Prescriptive authority requirements vary according to state, license, and field of expertise. Visit this resource to learn more about prescriptive authority in each state and how to earn prescriptive authority in Arizona.


Resources for Arizona Nurse Practitioners

  • Arizona Nurse Practitioner Council Part of the larger Arizona Nurses Association, the AZNPC advocates for NPs through legislature, organizes educational events, and hosts a job board.
  • Arizona Nurses Association AzNA offers joint membership with ANA that comes with multiple benefits, including exclusive educational opportunities, local and national news relevant to NPs, and networking events.
  • Arizona State Board of Nursing AZBN is the state-run organization that grants nursing licenses.
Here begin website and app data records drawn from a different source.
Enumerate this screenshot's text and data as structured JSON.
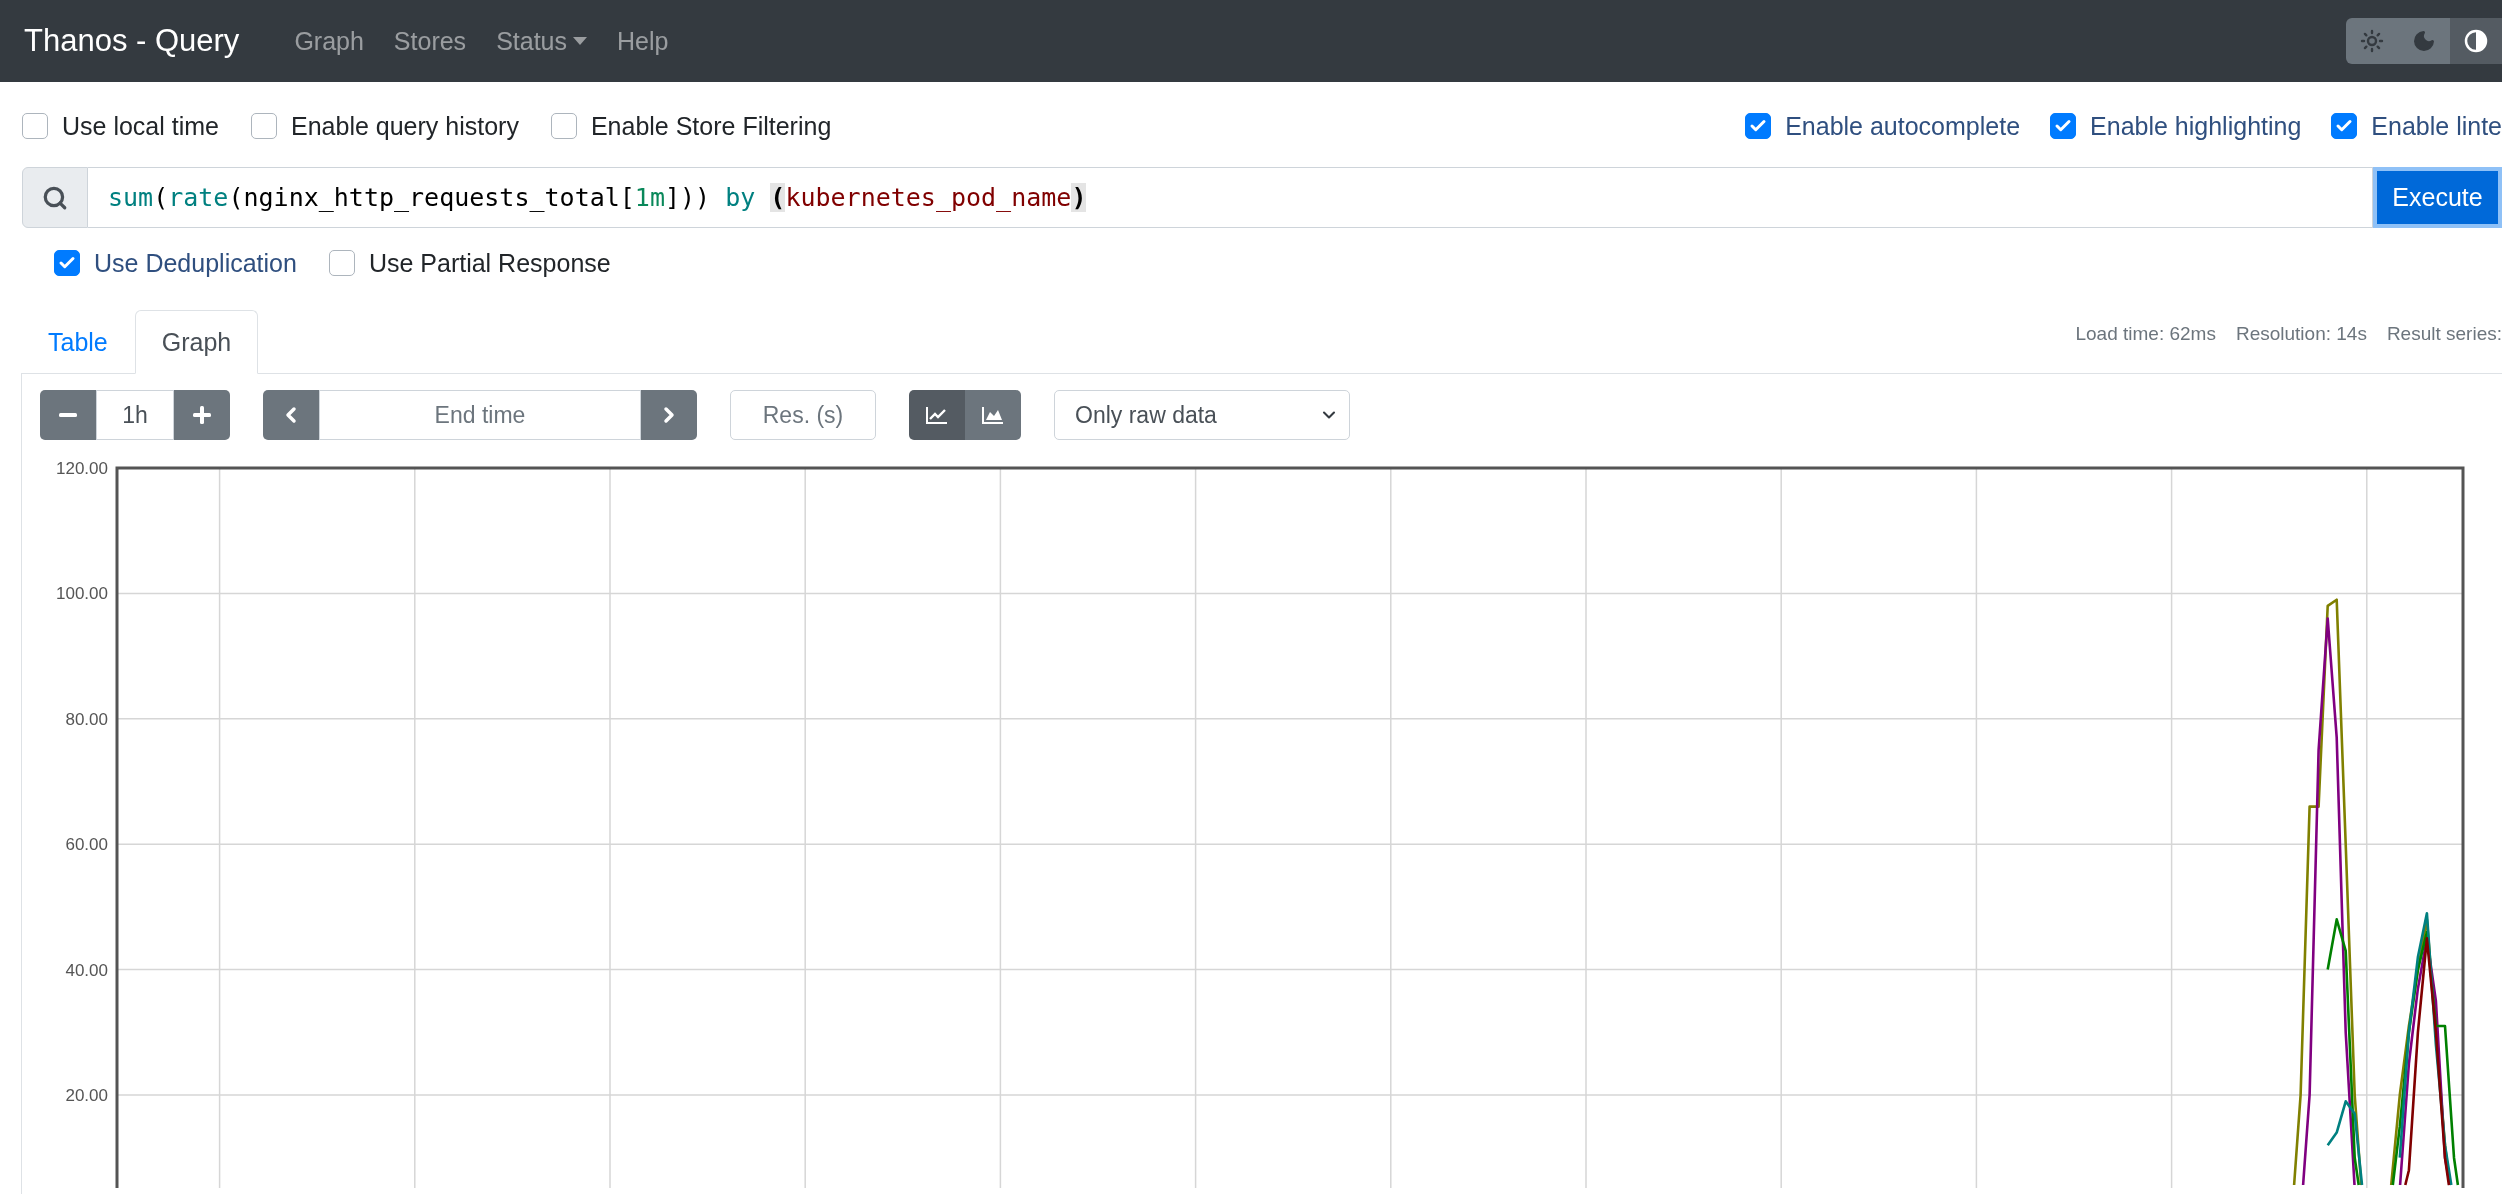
{
  "navbar": {
    "brand": "Thanos - Query",
    "links": [
      {
        "label": "Graph",
        "dropdown": false
      },
      {
        "label": "Stores",
        "dropdown": false
      },
      {
        "label": "Status",
        "dropdown": true
      },
      {
        "label": "Help",
        "dropdown": false
      }
    ],
    "theme_buttons": [
      {
        "kind": "light",
        "selected": false
      },
      {
        "kind": "dark",
        "selected": false
      },
      {
        "kind": "auto",
        "selected": true
      }
    ]
  },
  "options_left": [
    {
      "label": "Use local time",
      "checked": false
    },
    {
      "label": "Enable query history",
      "checked": false
    },
    {
      "label": "Enable Store Filtering",
      "checked": false
    }
  ],
  "options_right": [
    {
      "label": "Enable autocomplete",
      "checked": true
    },
    {
      "label": "Enable highlighting",
      "checked": true
    },
    {
      "label": "Enable linte",
      "checked": true
    }
  ],
  "query": {
    "tokens": [
      {
        "text": "sum",
        "kind": "function"
      },
      {
        "text": "(",
        "kind": "paren"
      },
      {
        "text": "rate",
        "kind": "function"
      },
      {
        "text": "(",
        "kind": "paren"
      },
      {
        "text": "nginx_http_requests_total",
        "kind": "metric"
      },
      {
        "text": "[",
        "kind": "paren"
      },
      {
        "text": "1m",
        "kind": "duration"
      },
      {
        "text": "]))",
        "kind": "paren"
      },
      {
        "text": " by ",
        "kind": "keyword"
      },
      {
        "text": "(",
        "kind": "matched_bracket"
      },
      {
        "text": "kubernetes_pod_name",
        "kind": "label"
      },
      {
        "text": ")",
        "kind": "matched_bracket"
      }
    ],
    "button": "Execute"
  },
  "query_options": [
    {
      "label": "Use Deduplication",
      "checked": true
    },
    {
      "label": "Use Partial Response",
      "checked": false
    }
  ],
  "tabs": [
    {
      "label": "Table",
      "selected": false
    },
    {
      "label": "Graph",
      "selected": true
    }
  ],
  "stats": [
    "Load time: 62ms",
    "Resolution: 14s",
    "Result series:"
  ],
  "graph_controls": {
    "range": "1h",
    "end_time_placeholder": "End time",
    "resolution_placeholder": "Res. (s)",
    "chart_modes": [
      {
        "kind": "lines",
        "selected": true
      },
      {
        "kind": "stacked",
        "selected": false
      }
    ],
    "data_mode": "Only raw data"
  },
  "graph": {
    "y_axis_labels": [
      "120.00",
      "100.00",
      "80.00",
      "60.00",
      "40.00",
      "20.00"
    ]
  }
}
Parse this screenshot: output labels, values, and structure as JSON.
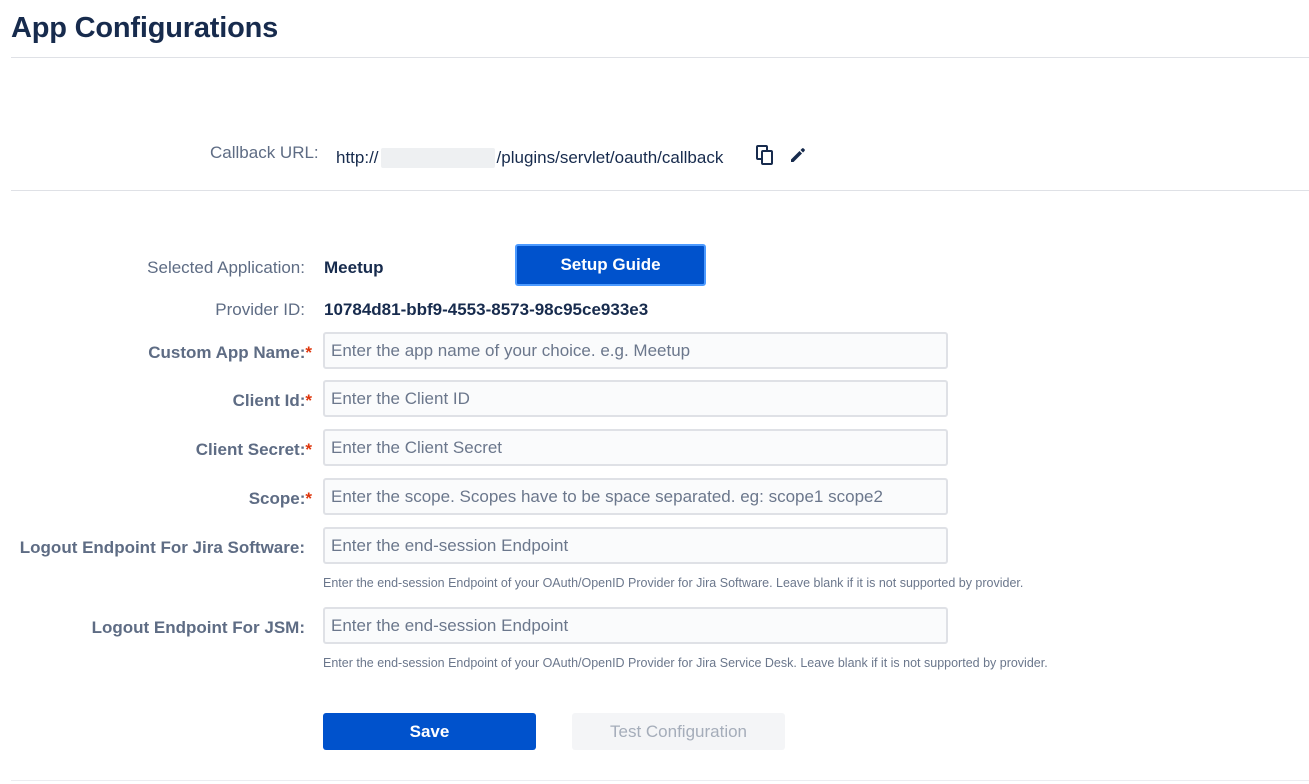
{
  "page": {
    "title": "App Configurations"
  },
  "callback": {
    "label": "Callback URL:",
    "url_prefix": "http://",
    "url_suffix": "/plugins/servlet/oauth/callback"
  },
  "app": {
    "selected_label": "Selected Application:",
    "selected_value": "Meetup",
    "setup_guide_label": "Setup Guide",
    "provider_label": "Provider ID:",
    "provider_value": "10784d81-bbf9-4553-8573-98c95ce933e3"
  },
  "form": {
    "custom_app_name": {
      "label": "Custom App Name:",
      "placeholder": "Enter the app name of your choice. e.g. Meetup",
      "value": ""
    },
    "client_id": {
      "label": "Client Id:",
      "placeholder": "Enter the Client ID",
      "value": ""
    },
    "client_secret": {
      "label": "Client Secret:",
      "placeholder": "Enter the Client Secret",
      "value": ""
    },
    "scope": {
      "label": "Scope:",
      "placeholder": "Enter the scope. Scopes have to be space separated. eg: scope1 scope2",
      "value": ""
    },
    "logout_jira": {
      "label": "Logout Endpoint For Jira Software:",
      "placeholder": "Enter the end-session Endpoint",
      "value": "",
      "help": "Enter the end-session Endpoint of your OAuth/OpenID Provider for Jira Software. Leave blank if it is not supported by provider."
    },
    "logout_jsm": {
      "label": "Logout Endpoint For JSM:",
      "placeholder": "Enter the end-session Endpoint",
      "value": "",
      "help": "Enter the end-session Endpoint of your OAuth/OpenID Provider for Jira Service Desk. Leave blank if it is not supported by provider."
    },
    "required_marker": "*"
  },
  "actions": {
    "save_label": "Save",
    "test_label": "Test Configuration"
  },
  "icons": {
    "copy": "copy-icon",
    "edit": "pencil-icon"
  },
  "colors": {
    "primary": "#0052cc",
    "required": "#de350b",
    "title": "#172b4d",
    "label": "#5e6c84"
  }
}
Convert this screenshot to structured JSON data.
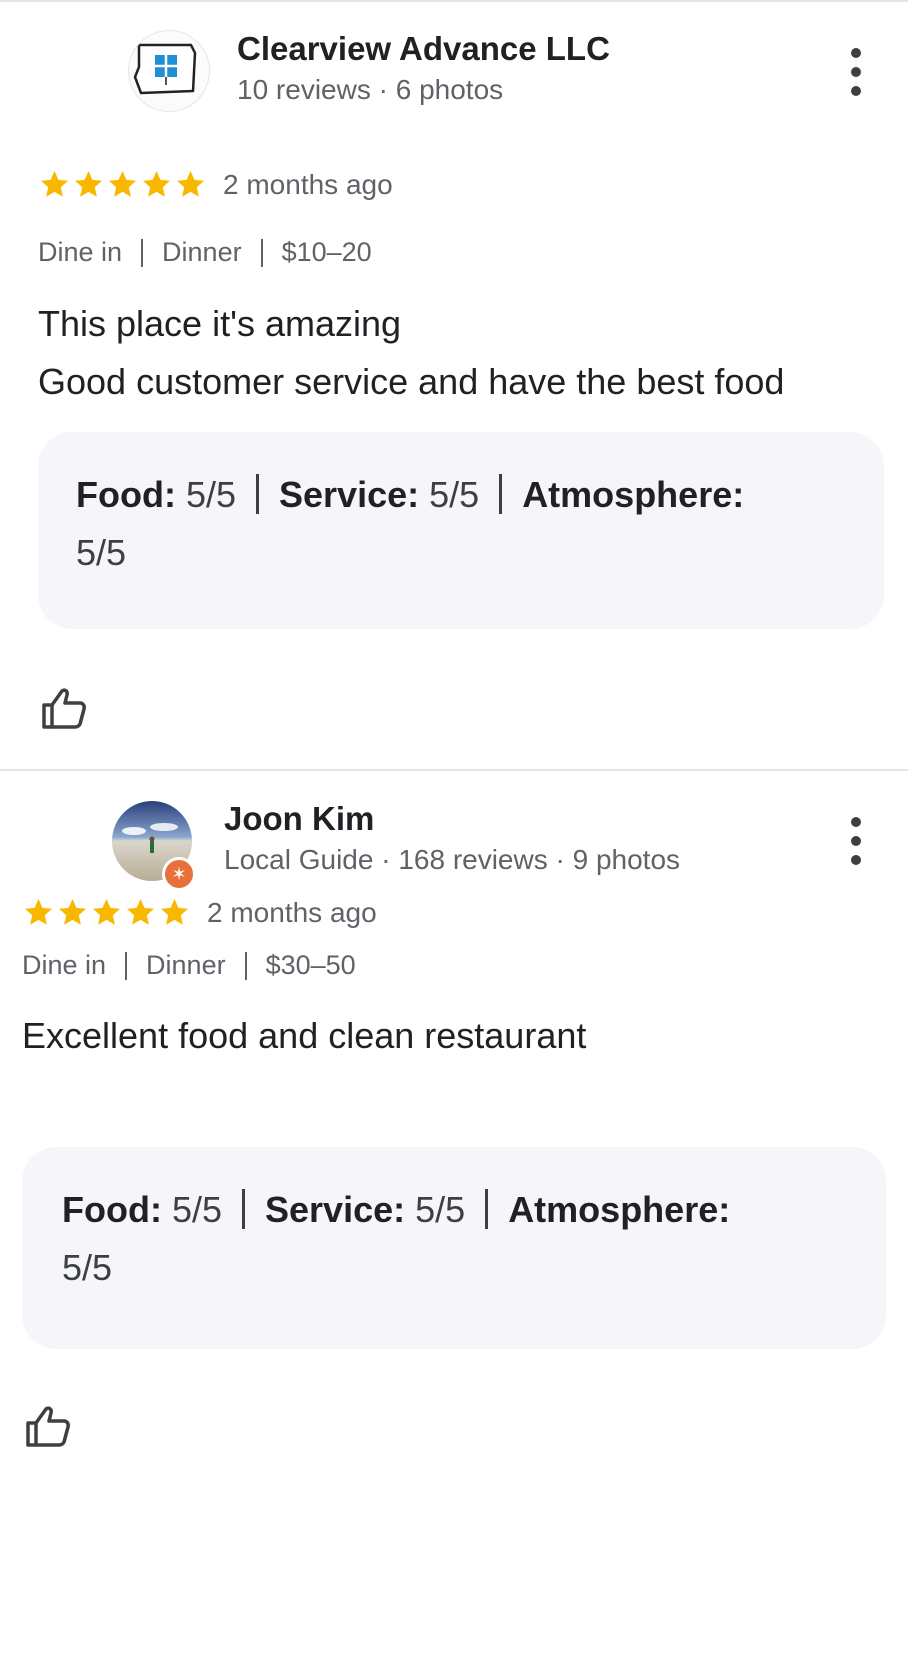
{
  "colors": {
    "star": "#f9b800",
    "text_primary": "#202124",
    "text_secondary": "#5f6368",
    "box_bg": "#f6f6fa",
    "guide_badge": "#e8703a"
  },
  "reviews": [
    {
      "author": {
        "name": "Clearview Advance LLC",
        "meta": "10 reviews · 6 photos",
        "avatar_icon": "oregon-window-logo"
      },
      "rating": 5,
      "time_ago": "2 months ago",
      "tags": [
        "Dine in",
        "Dinner",
        "$10–20"
      ],
      "text_lines": [
        "This place it's amazing",
        "Good customer service and have the best food"
      ],
      "sub_ratings": {
        "food_label": "Food:",
        "food_value": "5/5",
        "service_label": "Service:",
        "service_value": "5/5",
        "atmosphere_label": "Atmosphere:",
        "atmosphere_value": "5/5"
      },
      "like_icon": "thumbs-up-icon",
      "more_icon": "more-vert-icon"
    },
    {
      "author": {
        "name": "Joon Kim",
        "meta": "Local Guide · 168 reviews · 9 photos",
        "avatar_icon": "landscape-photo",
        "badge_icon": "local-guide-star-icon"
      },
      "rating": 5,
      "time_ago": "2 months ago",
      "tags": [
        "Dine in",
        "Dinner",
        "$30–50"
      ],
      "text_lines": [
        "Excellent food and clean restaurant"
      ],
      "sub_ratings": {
        "food_label": "Food:",
        "food_value": "5/5",
        "service_label": "Service:",
        "service_value": "5/5",
        "atmosphere_label": "Atmosphere:",
        "atmosphere_value": "5/5"
      },
      "like_icon": "thumbs-up-icon",
      "more_icon": "more-vert-icon"
    }
  ]
}
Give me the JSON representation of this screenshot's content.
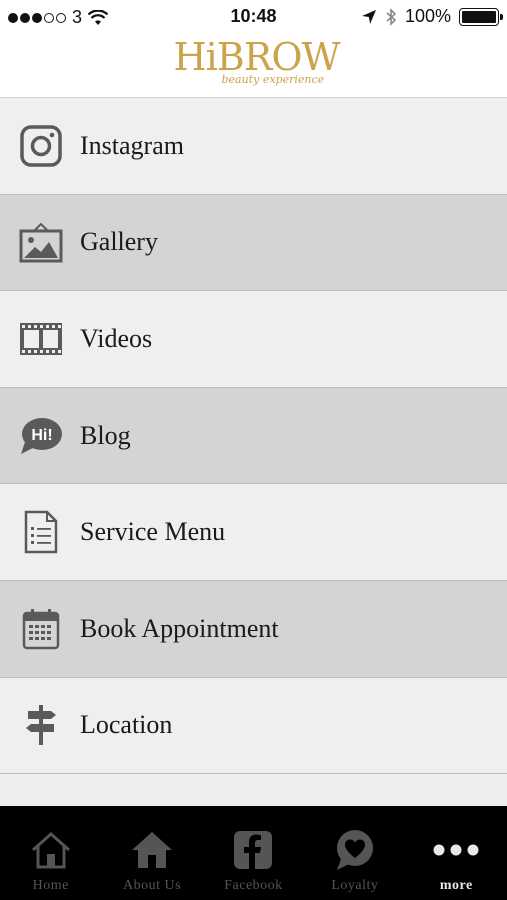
{
  "status_bar": {
    "carrier": "3",
    "time": "10:48",
    "battery": "100%",
    "battery_level": 1.0,
    "signal_bars_filled": 3,
    "signal_bars_total": 5
  },
  "header": {
    "logo_text": "HiBROW",
    "logo_tagline": "beauty experience",
    "logo_color": "#cba44a"
  },
  "menu": {
    "items": [
      {
        "label": "Instagram",
        "icon": "instagram-icon"
      },
      {
        "label": "Gallery",
        "icon": "gallery-icon"
      },
      {
        "label": "Videos",
        "icon": "film-strip-icon"
      },
      {
        "label": "Blog",
        "icon": "speech-bubble-hi-icon",
        "icon_text": "Hi!"
      },
      {
        "label": "Service Menu",
        "icon": "document-list-icon"
      },
      {
        "label": "Book Appointment",
        "icon": "calendar-icon"
      },
      {
        "label": "Location",
        "icon": "signpost-icon"
      }
    ]
  },
  "tabbar": {
    "tabs": [
      {
        "label": "Home",
        "icon": "home-outline-icon"
      },
      {
        "label": "About Us",
        "icon": "home-icon"
      },
      {
        "label": "Facebook",
        "icon": "facebook-icon"
      },
      {
        "label": "Loyalty",
        "icon": "heart-bubble-icon"
      },
      {
        "label": "more",
        "icon": "more-dots-icon",
        "active": true
      }
    ]
  }
}
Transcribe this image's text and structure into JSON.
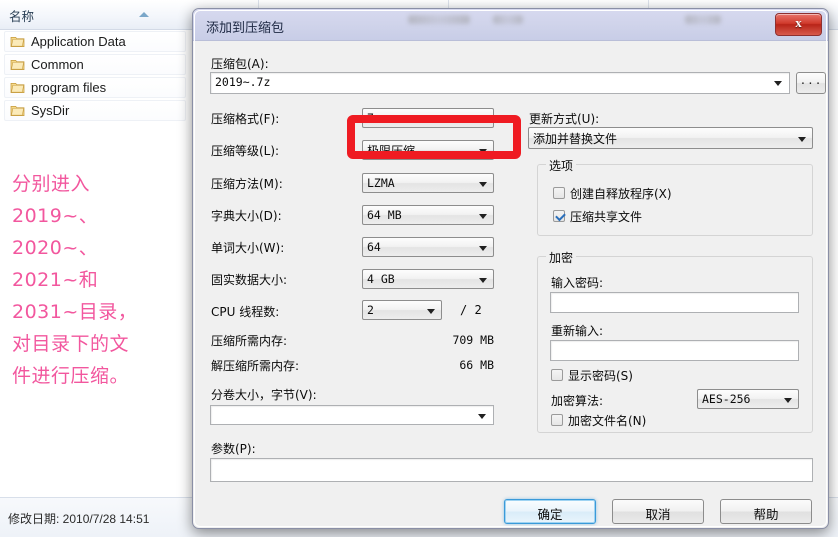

Nurses may apply for AP licensure and RN licensure or renew their credentials through AZBN's online portal.
  • Coalition of Arizona Nurses in Advanced Practice Founded in 2000, CAZNAP is relatively young for an organization boasting nearly 2,000 members. The organization's site is a great resource for NPs who want to discuss their practice with other local professionals.
  • Arizona Action Coalition The Arizona Action Coalition aims to improve nursing by removing barriers, implementing nurse residency programs, and improving education for nurses. AZAC offers nurses a chance to get involved with community events and gain leadership experience.


Nearby States

SEARCH FOR SCHOOLS
NursePractitionerSchools.com is an advertising-supported site. Featured or trusted partner programs and all school search, finder, or match results are for schools that compensate us. This compensation does not influence our school rankings, resource guides, or other editorially-independent information published on this site.